42. Kenneth Walker III, Michigan State RB
As a pure runner, Walker III is the best running back this year and it’s not even close. Not only does he have 4.3 speed, but he runs hard with excellent vision. What I do worry about is his role in the NFL as a pass-catcher. He wasn’t asked to do much as a receiver in college, but also didn’t show me much to get excited about in his opportunities. If he’s able to be a three-down back, he could become a special player.
Pro Comparison: Tony Pollard without the receiving ability
43. John Metchie III, Alabama WR
Coming into the season, I saw Metchie has a top-twenty player. After a mediocre season and tearing his ACL in December, he’s likely to fall into the second or even third round where a team will get great value. He’s probably not going to develop into a star, but he can work from either the slot or out wide and use his quickness to get open.
Pro Comparison: Emmanuel Sanders
44. Coby Bryant, Cincinnati CB
Sauce Gardner got the hype, but Bryant has the chance to be a high-level starter. Bryant has the length and speed that’s desired for the position. What set him apart to me is that he’s battle-tested and a ballhawk. Since teams didn’t throw at Gardner, Bryant was consistently thrown at and responded with ten career interceptions.
Pro Comparison: James Bradberry
45. David Bell, Purdue WR
Despite playing for a relatively average program in Purdue (sorry Boilermaker fans), Bell had some moments where he looked as good as any receiver in college football. Overall there really is no one part of his game that stands out, but he is just so consistent across the board. Because of this, he is likely destined to be a third option on a good offense, but you know what he brings to the table.
Pro Comparison: Marvin Jones
46. Breece Hall, Iowa State RB
Hall is the best running back in Iowa State history and was a touchdown machine in his three seasons in Ames. He has great vision and never misses an open lane. Hall isn’t the fastest nor is he explosive enough to make defenders miss, but he is reliable. I do worry about him being the featured back for a team as his ceiling is relatively low. Should he continue to develop as a receiver though, he could have a long career in the league.
Pro Comparison: Sony Michel
47. Sam Howell, North Carolina QB
If there’s one quarterback who can make me look very dumb with these rankings, it’s Howell. He had a down year in 2021, but was also dealing with a new supporting cast. I like his mobility and arm strength and he has three years of experience which helps. I’d like to see more development in the accuracy category as his mobility isn’t enough to take over games. In an RPO-heavy scheme, I think Howell can thrive and become an above-average starter.

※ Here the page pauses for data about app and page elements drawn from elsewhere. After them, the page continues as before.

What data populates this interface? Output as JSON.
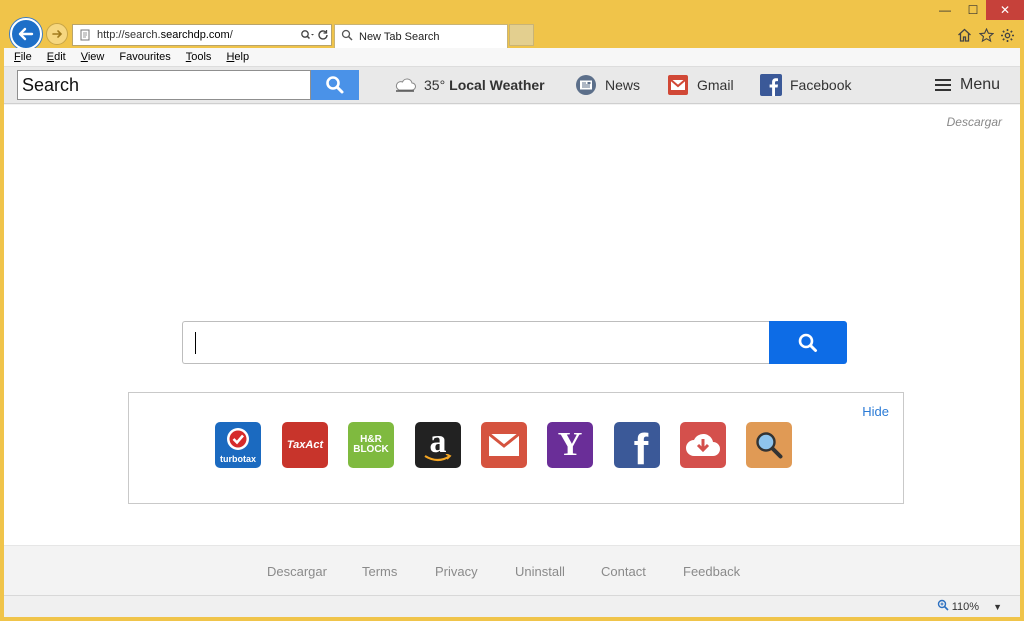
{
  "browser": {
    "url_prefix": "http://search.",
    "url_domain": "searchdp.com",
    "url_suffix": "/",
    "tab_title": "New Tab Search",
    "window": {
      "minimize": "—",
      "maximize": "☐",
      "close": "✕"
    }
  },
  "menubar": {
    "items": [
      {
        "key": "F",
        "rest": "ile"
      },
      {
        "key": "E",
        "rest": "dit"
      },
      {
        "key": "V",
        "rest": "iew"
      },
      {
        "key": "F",
        "rest": "avourites",
        "alt": "a"
      },
      {
        "key": "T",
        "rest": "ools"
      },
      {
        "key": "H",
        "rest": "elp"
      }
    ]
  },
  "toolbar": {
    "search_value": "Search",
    "weather_temp": "35°",
    "weather_label": "Local Weather",
    "news": "News",
    "gmail": "Gmail",
    "facebook": "Facebook",
    "menu": "Menu"
  },
  "page": {
    "descargar_top": "Descargar",
    "hide": "Hide",
    "tiles": [
      {
        "name": "turbotax",
        "label": "turbotax",
        "color": "#1b6ac0"
      },
      {
        "name": "taxact",
        "label": "TaxAct",
        "color": "#c8342b"
      },
      {
        "name": "hrblock",
        "label": "H&R BLOCK",
        "color": "#7fba3f"
      },
      {
        "name": "amazon",
        "label": "a",
        "color": "#222222"
      },
      {
        "name": "gmail",
        "label": "",
        "color": "#d5533f"
      },
      {
        "name": "yahoo",
        "label": "Y",
        "color": "#6a2e98"
      },
      {
        "name": "facebook",
        "label": "f",
        "color": "#3b5998"
      },
      {
        "name": "download",
        "label": "",
        "color": "#d4504c"
      },
      {
        "name": "search",
        "label": "",
        "color": "#e09a55"
      }
    ]
  },
  "footer": {
    "links": [
      "Descargar",
      "Terms",
      "Privacy",
      "Uninstall",
      "Contact",
      "Feedback"
    ]
  },
  "statusbar": {
    "zoom": "110%"
  },
  "colors": {
    "accent": "#0d6ce6",
    "frame": "#f0c44a"
  }
}
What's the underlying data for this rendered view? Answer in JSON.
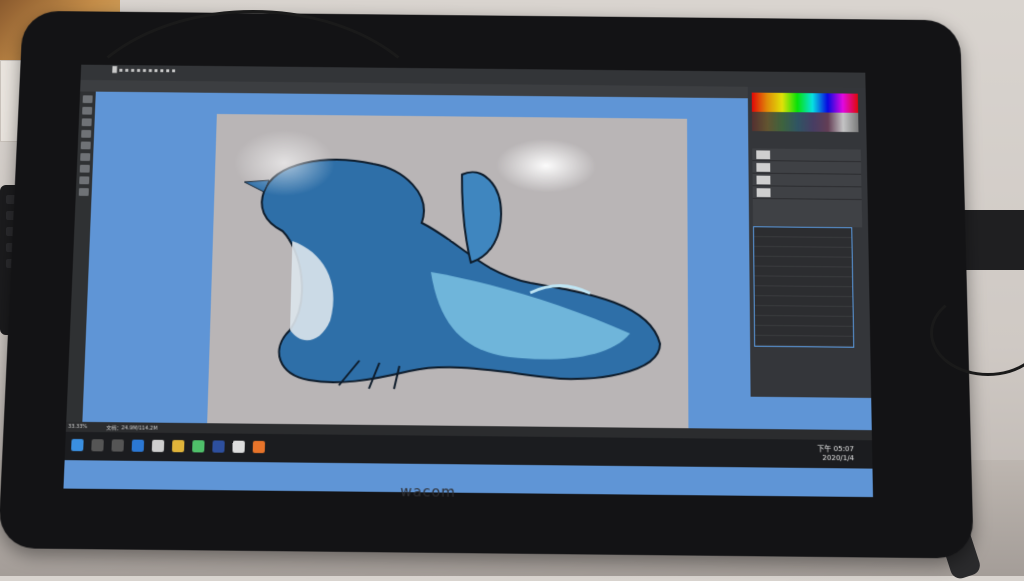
{
  "brand": "wacom",
  "statusbar": {
    "zoom": "33.33%",
    "doc": "文档：24.9M/114.2M"
  },
  "clock": {
    "time": "下午 05:07",
    "date": "2020/1/4"
  },
  "colors": {
    "screen_bg": "#5f95d6",
    "canvas": "#b9b5b6",
    "creature_main": "#2e6fa8",
    "creature_light": "#7fc7e6"
  }
}
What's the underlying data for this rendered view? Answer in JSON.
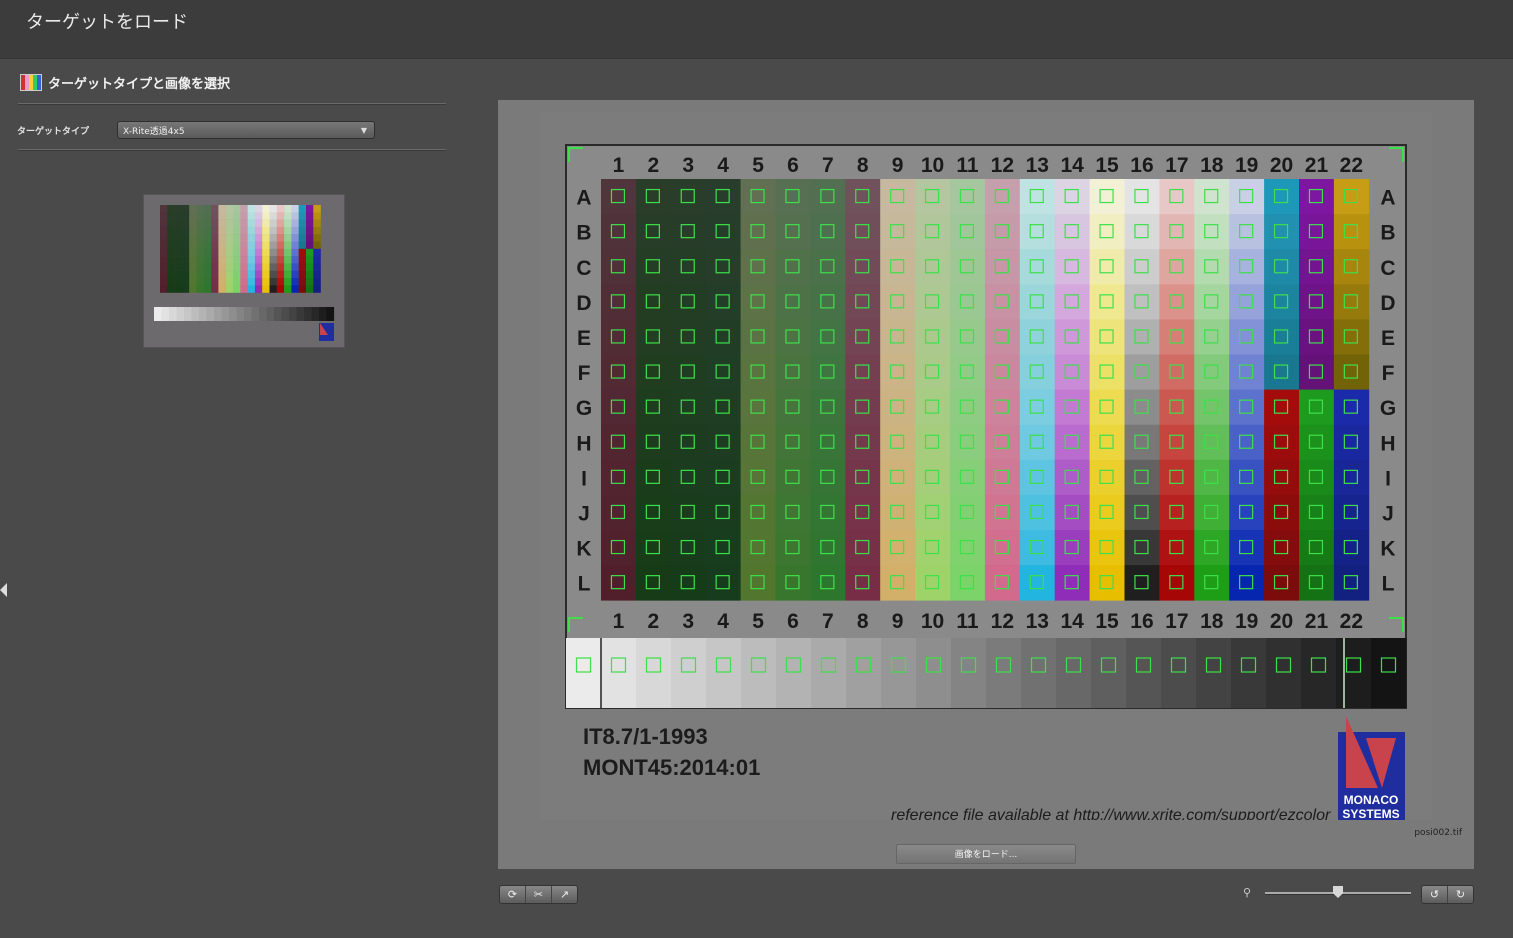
{
  "window": {
    "title": "ターゲットをロード"
  },
  "section": {
    "title": "ターゲットタイプと画像を選択"
  },
  "target_type": {
    "label": "ターゲットタイプ",
    "selected": "X-Rite透過4x5"
  },
  "icons": {
    "section": "target-image-icon",
    "collapse": "triangle-left-icon",
    "dropdown": "chevron-down-icon",
    "tools": [
      "rotate-icon",
      "crop-icon",
      "pick-icon"
    ],
    "zoom": "magnifier-icon",
    "rotate_buttons": [
      "rotate-ccw-icon",
      "rotate-cw-icon"
    ]
  },
  "preview": {
    "filename": "posi002.tif",
    "load_button": "画像をロード...",
    "zoom_level": 0.5
  },
  "target_image": {
    "columns": [
      "1",
      "2",
      "3",
      "4",
      "5",
      "6",
      "7",
      "8",
      "9",
      "10",
      "11",
      "12",
      "13",
      "14",
      "15",
      "16",
      "17",
      "18",
      "19",
      "20",
      "21",
      "22"
    ],
    "rows": [
      "A",
      "B",
      "C",
      "D",
      "E",
      "F",
      "G",
      "H",
      "I",
      "J",
      "K",
      "L"
    ],
    "title_line1": "IT8.7/1-1993",
    "title_line2": "MONT45:2014:01",
    "reference": "reference file available at http://www.xrite.com/support/ezcolor",
    "logo_line1": "MONACO",
    "logo_line2": "SYSTEMS",
    "colors": {
      "logo_blue": "#1f2d9e",
      "logo_red": "#c8434b",
      "marker_green": "#3de04a"
    }
  }
}
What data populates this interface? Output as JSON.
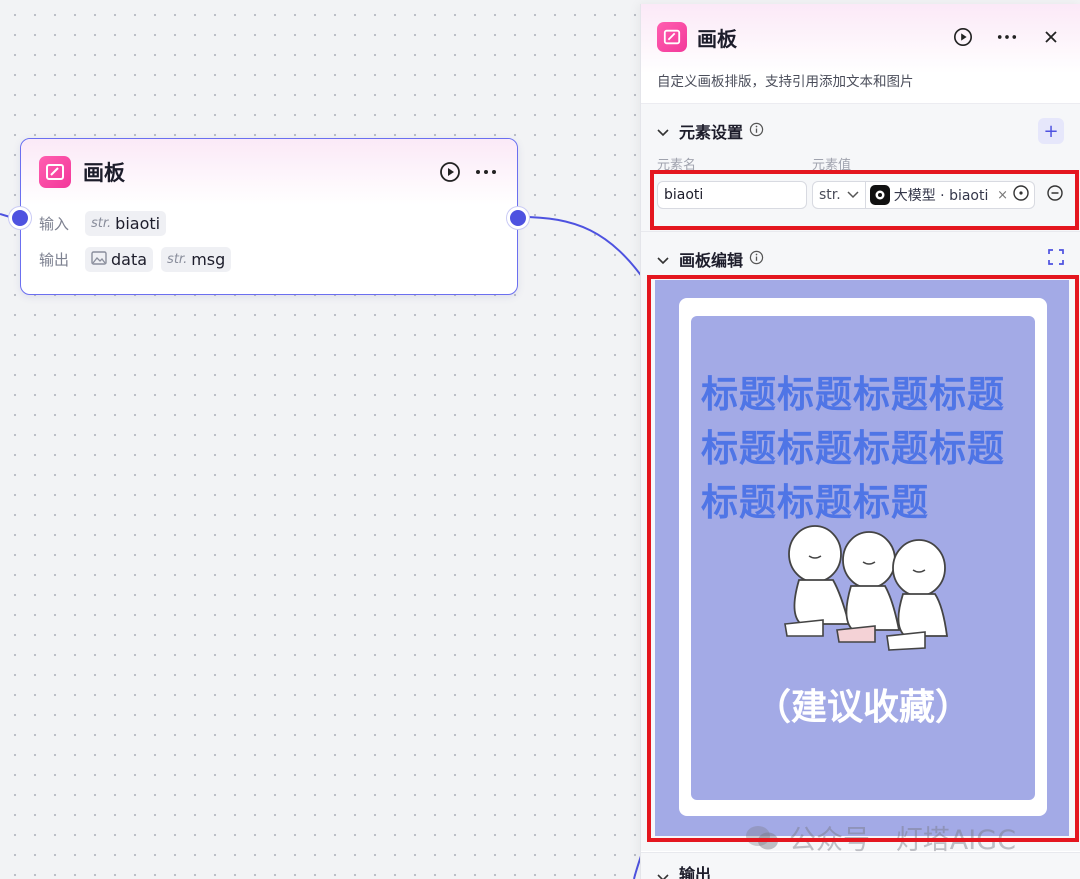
{
  "node": {
    "title": "画板",
    "input_label": "输入",
    "input_var": {
      "type": "str.",
      "name": "biaoti"
    },
    "output_label": "输出",
    "outputs": [
      {
        "type": "image",
        "name": "data"
      },
      {
        "type": "str.",
        "name": "msg"
      }
    ]
  },
  "panel": {
    "title": "画板",
    "description": "自定义画板排版，支持引用添加文本和图片",
    "element_section": {
      "title": "元素设置",
      "col_name": "元素名",
      "col_value": "元素值",
      "row": {
        "name_value": "biaoti",
        "type": "str.",
        "ref_text": "大模型 · biaoti"
      }
    },
    "editor_section": {
      "title": "画板编辑"
    },
    "output_section": {
      "title": "输出"
    }
  },
  "canvas_card": {
    "title": "标题标题标题标题标题标题标题标题标题标题标题",
    "subtitle": "（建议收藏）"
  },
  "watermark": "公众号 · 灯塔AIGC",
  "colors": {
    "accent": "#4e52e0",
    "brand_pink": "#f3389a",
    "highlight_red": "#e4161f",
    "card_bg": "#a3aae6",
    "card_title": "#4f75e6"
  }
}
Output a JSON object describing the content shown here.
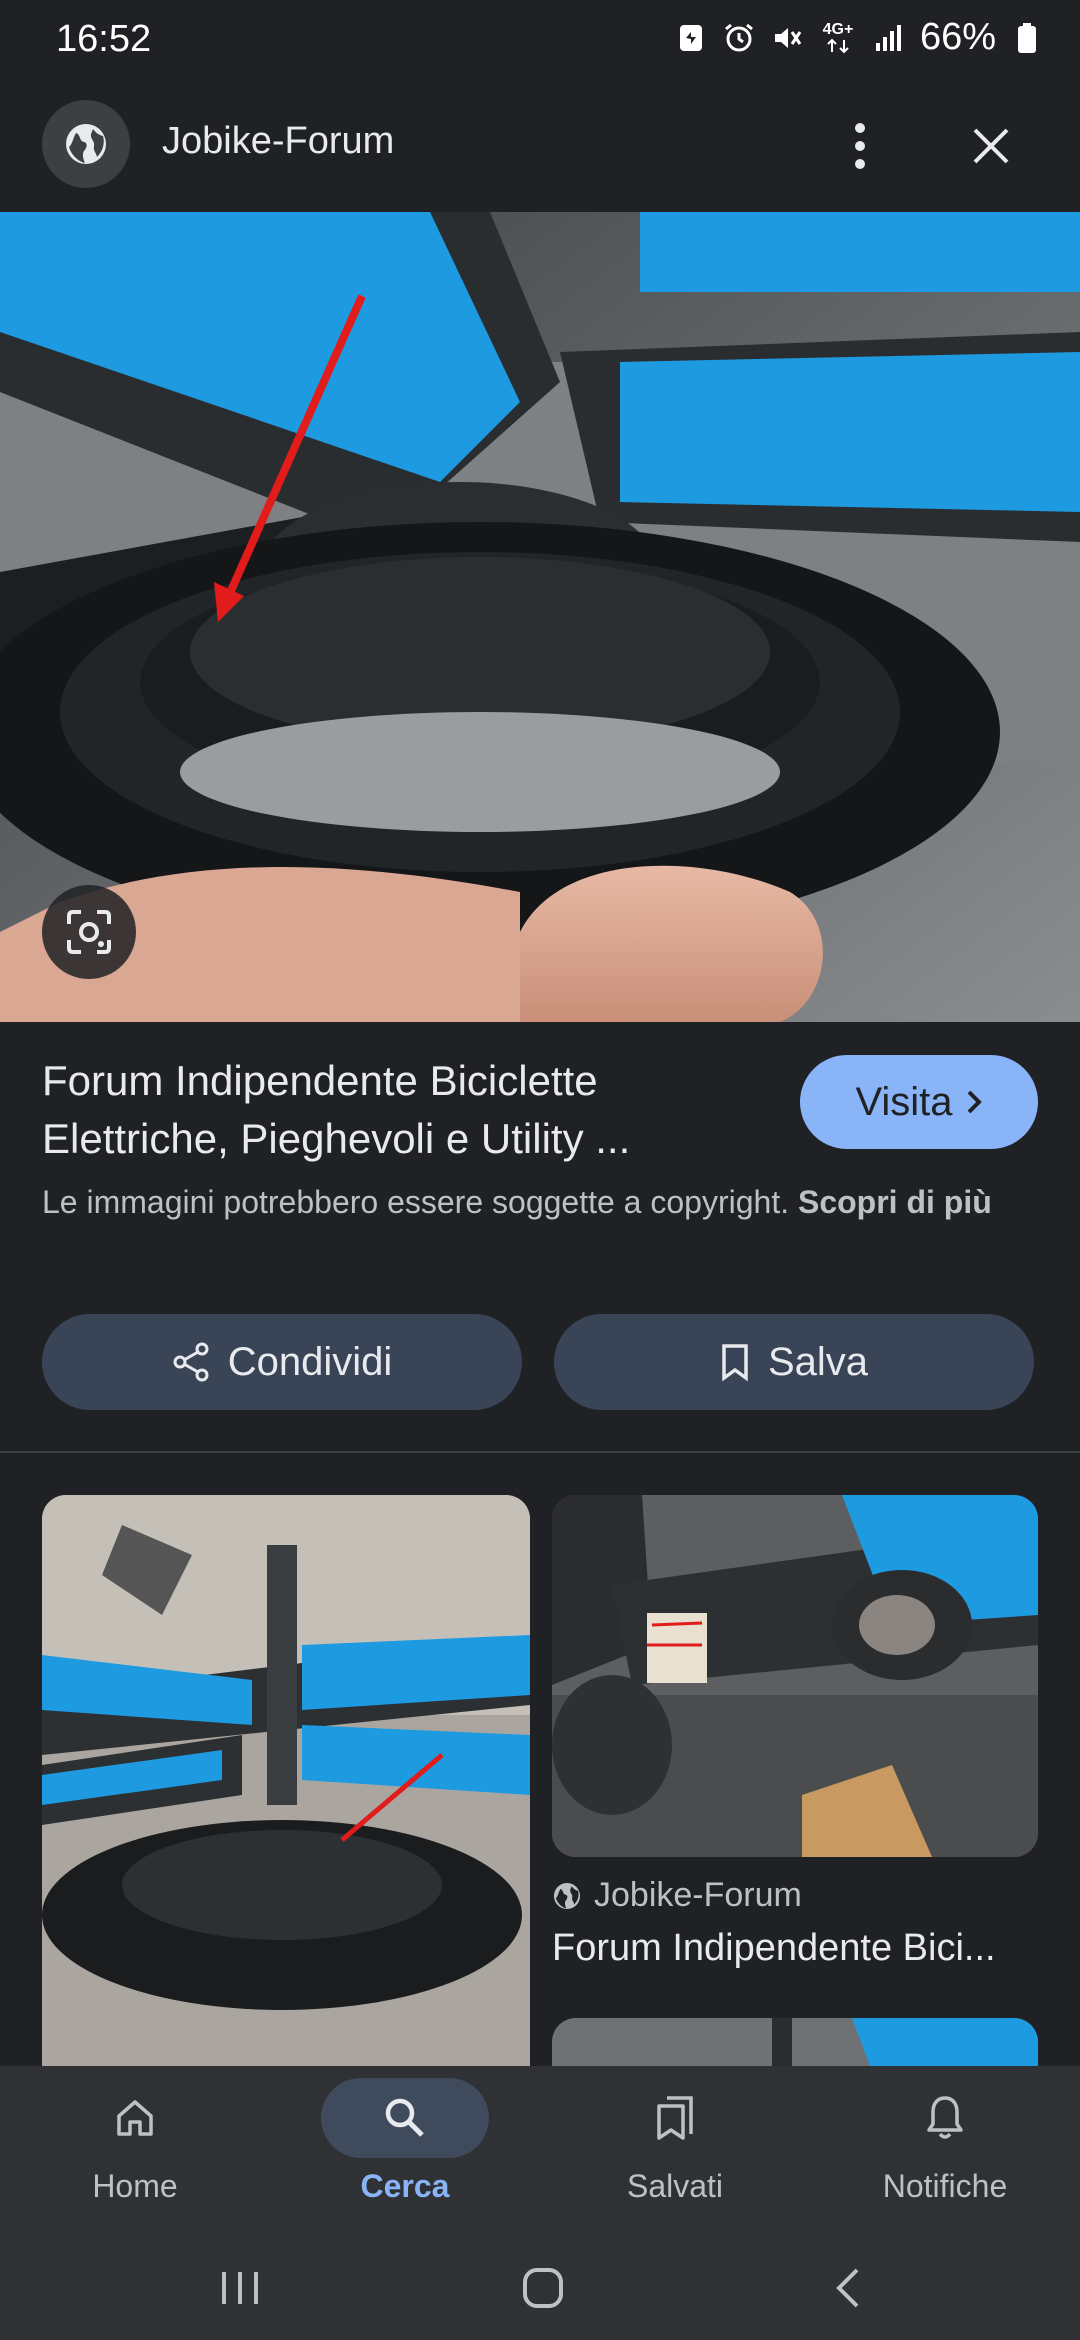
{
  "status_bar": {
    "time": "16:52",
    "network": "4G+",
    "battery": "66%",
    "icons": [
      "notification-icon",
      "alarm-icon",
      "mute-icon",
      "network-icon",
      "signal-icon",
      "battery-icon"
    ]
  },
  "header": {
    "site_name": "Jobike-Forum",
    "icons": [
      "globe-icon",
      "more-vert-icon",
      "close-icon"
    ]
  },
  "result": {
    "title": "Forum Indipendente Biciclette Elettriche, Pieghevoli e Utility ...",
    "visit_label": "Visita",
    "copyright_text": "Le immagini potrebbero essere soggette a copyright.",
    "copyright_link": "Scopri di più",
    "share_label": "Condividi",
    "save_label": "Salva"
  },
  "related": [
    {
      "source": "",
      "title": ""
    },
    {
      "source": "Jobike-Forum",
      "title": "Forum Indipendente Bici..."
    }
  ],
  "bottom_nav": [
    {
      "label": "Home",
      "icon": "home-icon",
      "active": false
    },
    {
      "label": "Cerca",
      "icon": "search-icon",
      "active": true
    },
    {
      "label": "Salvati",
      "icon": "bookmarks-icon",
      "active": false
    },
    {
      "label": "Notifiche",
      "icon": "bell-icon",
      "active": false
    }
  ],
  "colors": {
    "background": "#202124",
    "accent": "#8ab4f8",
    "button_bg": "#394457",
    "nav_bg": "#303134"
  }
}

Pro Comparison: Jalen Hurts
48. Martin Emerson, Mississippi State CB
Emerson fits the mold of the prototypical Cover 3 cornerback. He’s long, physical, and should only be playing zone. There were too many times that Emerson was too grabby in coverage and that will be costly should he continue to play that way. On the other hand, he is strong in press and can knock a receiver off his route. He also does an exceptional job of reading the quarterback’s eyes in coverage to make a play.
Pro Comparison: Rasul Douglas
49. Arnold Ebiketie, Penn State EDGE
After three pedestrian seasons at Temple, Ebiketie broke out for 9.5 sacks for Penn State in 2021. At this point, he’s a one-trick pony as a pass rusher. If he’s going to beat you, it will be with speed and quickness off the edge. In that regard, he’s elite and could be a big contributor early in his career. He does need to get a little stronger and more disciplined as a run defender, but that might come as he continues to become a better football player.
Pro Comparison: Odafe Oweh
50. Marcus Jones, Houston CB
He’s not going to be for everyone, but Jones is a baller. Undersized and having dealt with numerous injuries in his career, Jones has red flags that normally I try to avoid. But seeing his tape will make you fall in love. He’s only a slot corner, but he’s a strong tackler and sticky in coverage. As a returner, he had nine combined touchdowns. Those are game-changing type plays he can make that every team should try to take advantage of.
Pro Comparison: Desmond King